Work to complete ▸ Every line from the one with "Serialize everything readable" to the end of the data needs to be copied exactly, and no line before it.

[Component data from apps and pages]
################
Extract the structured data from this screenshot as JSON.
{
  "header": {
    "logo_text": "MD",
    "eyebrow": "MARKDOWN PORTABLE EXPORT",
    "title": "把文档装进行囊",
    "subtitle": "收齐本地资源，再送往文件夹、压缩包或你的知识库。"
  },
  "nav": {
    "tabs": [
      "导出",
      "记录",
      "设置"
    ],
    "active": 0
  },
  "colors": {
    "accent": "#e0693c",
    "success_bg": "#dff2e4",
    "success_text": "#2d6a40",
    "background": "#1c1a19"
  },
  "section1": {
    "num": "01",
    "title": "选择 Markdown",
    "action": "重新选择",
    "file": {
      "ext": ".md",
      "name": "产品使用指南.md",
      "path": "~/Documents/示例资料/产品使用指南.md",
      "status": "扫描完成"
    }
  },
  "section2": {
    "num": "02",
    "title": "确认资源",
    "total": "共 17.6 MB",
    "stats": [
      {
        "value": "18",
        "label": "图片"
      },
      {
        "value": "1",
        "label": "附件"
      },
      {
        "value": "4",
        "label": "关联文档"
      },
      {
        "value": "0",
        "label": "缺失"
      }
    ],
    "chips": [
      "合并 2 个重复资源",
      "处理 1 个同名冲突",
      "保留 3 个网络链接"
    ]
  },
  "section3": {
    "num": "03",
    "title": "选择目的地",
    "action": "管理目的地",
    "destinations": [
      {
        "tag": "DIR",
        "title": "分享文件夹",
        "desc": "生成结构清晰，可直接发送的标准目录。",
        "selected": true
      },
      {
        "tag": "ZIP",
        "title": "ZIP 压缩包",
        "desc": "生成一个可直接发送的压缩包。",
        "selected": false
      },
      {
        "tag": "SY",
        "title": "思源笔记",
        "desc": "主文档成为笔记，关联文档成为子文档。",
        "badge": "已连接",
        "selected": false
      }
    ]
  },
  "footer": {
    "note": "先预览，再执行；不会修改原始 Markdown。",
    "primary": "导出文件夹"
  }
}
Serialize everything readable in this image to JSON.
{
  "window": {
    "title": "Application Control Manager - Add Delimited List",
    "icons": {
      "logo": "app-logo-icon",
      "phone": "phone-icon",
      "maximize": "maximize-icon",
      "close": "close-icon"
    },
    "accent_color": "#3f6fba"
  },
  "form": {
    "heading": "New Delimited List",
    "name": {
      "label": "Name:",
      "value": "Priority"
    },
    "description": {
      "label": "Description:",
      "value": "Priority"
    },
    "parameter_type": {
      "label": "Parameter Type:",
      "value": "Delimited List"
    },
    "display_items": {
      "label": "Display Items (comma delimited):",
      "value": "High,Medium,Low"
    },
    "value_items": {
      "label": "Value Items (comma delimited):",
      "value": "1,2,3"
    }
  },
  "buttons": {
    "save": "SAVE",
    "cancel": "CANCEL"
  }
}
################
Solution for this exercise ▸
Serialize everything readable in this image to JSON.
{
  "window": {
    "title": "Application Control Manager - Add Delimited List",
    "icons": {
      "logo": "app-logo-icon",
      "phone": "phone-icon",
      "maximize": "maximize-icon",
      "close": "close-icon"
    },
    "accent_color": "#3f6fba"
  },
  "form": {
    "heading": "New Delimited List",
    "name": {
      "label": "Name:",
      "value": "Priority"
    },
    "description": {
      "label": "Description:",
      "value": "Priority"
    },
    "parameter_type": {
      "label": "Parameter Type:",
      "value": "Delimited List"
    },
    "display_items": {
      "label": "Display Items (comma delimited):",
      "value": "High,Medium,Low"
    },
    "value_items": {
      "label": "Value Items (comma delimited):",
      "value": "1,2,3"
    }
  },
  "buttons": {
    "save": "SAVE",
    "cancel": "CANCEL"
  }
}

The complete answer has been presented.